“This is a recording that was waiting to happen: to do full justice to Ockeghem's famous Mass designed for performance 'on whatever tone you choose', you really need to hear several complete versions side by side, and this is the first to present it that way. What's more, Ensemble Musica Nova's performances are technically superior to any that have been committed to disc so far. The precise number of possible versions intended by Ockeghem has long been a matter of conjecture, but recently scholars have come back round to the idea that there may have been no more than three (starting on re, mi, and fa). Here, there are four, comprising the Dorian, Phrygian, Lydian and Mixolydian modes. For what it's worth, the last two are so close as to be virtually indistinguishable (which supports the view that the Mixolydian version is superfluous). Inevitably, given the uncertainties attending modal usage in medieval polyphony, one can take issue with certain decisions affecting the 'colour' of each mode. The decision, for instance, to interpret many Bs as flat in the Phrygian is slightly confusing. In each version, the modal final (roughly equivalent to the home key in tonal music) is sung on the same absolute pitch. As well as being sound from a historical standpoint, this eliminates at a stroke any problems of range and tessitura: the singers deliver each version with the same ease. In addition, each version is sung at precisely the same tempo. Though this decision is less self-evident, it has at least the virtue of consistency. Ensemble Musica Nova are a mixed choir singing two-to-a-part in a sympathetic acoustic that allows for contrapuntal clarity and a sound image at once warm and bright.
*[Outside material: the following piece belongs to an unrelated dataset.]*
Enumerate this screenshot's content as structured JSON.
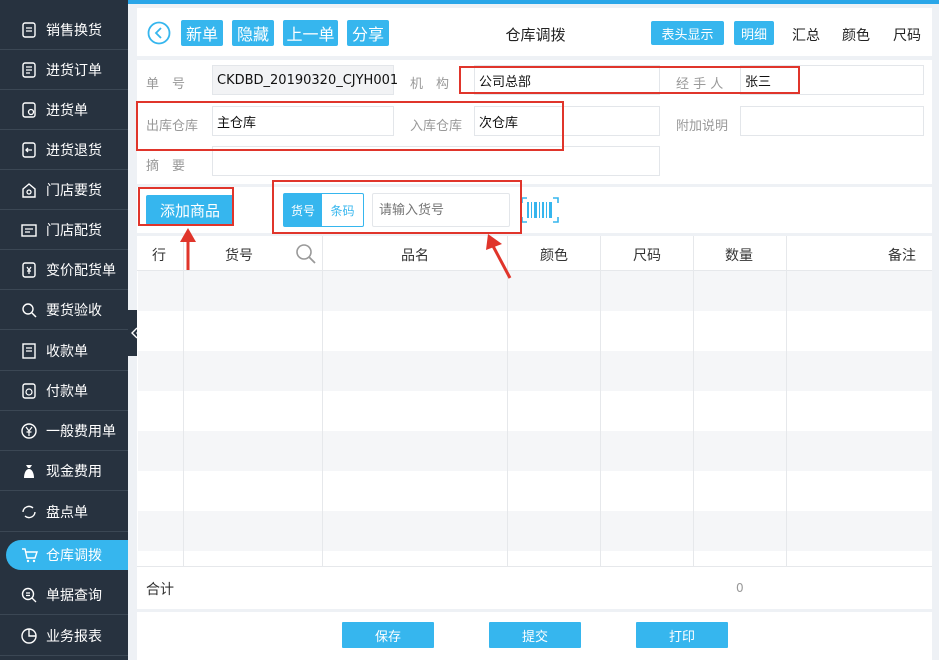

Just occasionally one detects signs of tiredness, at the beginning of the Mixolydian Sanctus for instance, where there is also an inexplicable 'gain'. But these really are quibbles in the face of such an enterprising project: the music is glorious?” Gramophone Classical Music Guide, 2010
“These sonatas are neither short nor easy, but Spányi certainly has their measure on his resonant and (relatively) powerful copy of a German clavichord from the 1780s. This is a disc which should certainly enhance the reputations of both instrument and composer.” Gramophone Magazine, February 2008
1CD + 1 Bonus DVD featuring the award winning film ‘The Four Seasons Mosaic’.
“Tafelmusik Baroque and guest artist Elizabeth Wallfisch have all the energy one has come to expect in top-notch Vivaldi, but also real warmth to their playing. Also a delightful relaxed quality. The music is never rushed, though there’s no lack of propulsion. They all just seem to be taking the time to relish the experience.” James Inverne, Gramophone Magazine
“…Lamon drives her polished players faster than most. But there's also great energy derived from crisp articulation, matched only by Hogwood's exciting set with L'Arte dell' Arco (Chandos), one-to-a-part and at higher pitch, Tafelmusik's 13 strings, impeccably in tune, create a taut ensemble, while slow movements are treated to beautifully expressive playing...” BBC Music Magazine, January 2008 *****
“As the cover art might suggest, Sandrine Piau’s new album is dedicated to exploring the different sides of womanhood. I’m not sure I can claim to know how close she gets, but this programme – which includes songs by composers as disparate as Debussy, Richard Strauss and Zemlinsky – contains some of the most exquisite singing I have heard from this wonderful soprano...This is a blessedly unhackneyed programme, performed from start to finish with exceptional finesse” James Inverne, Gramophone Magazine
“…Piau's radiant tone, renowned clarity of diction and range of sensuous emotion make this a heavenly experience.” BBC Music Magazine, January 2008 *****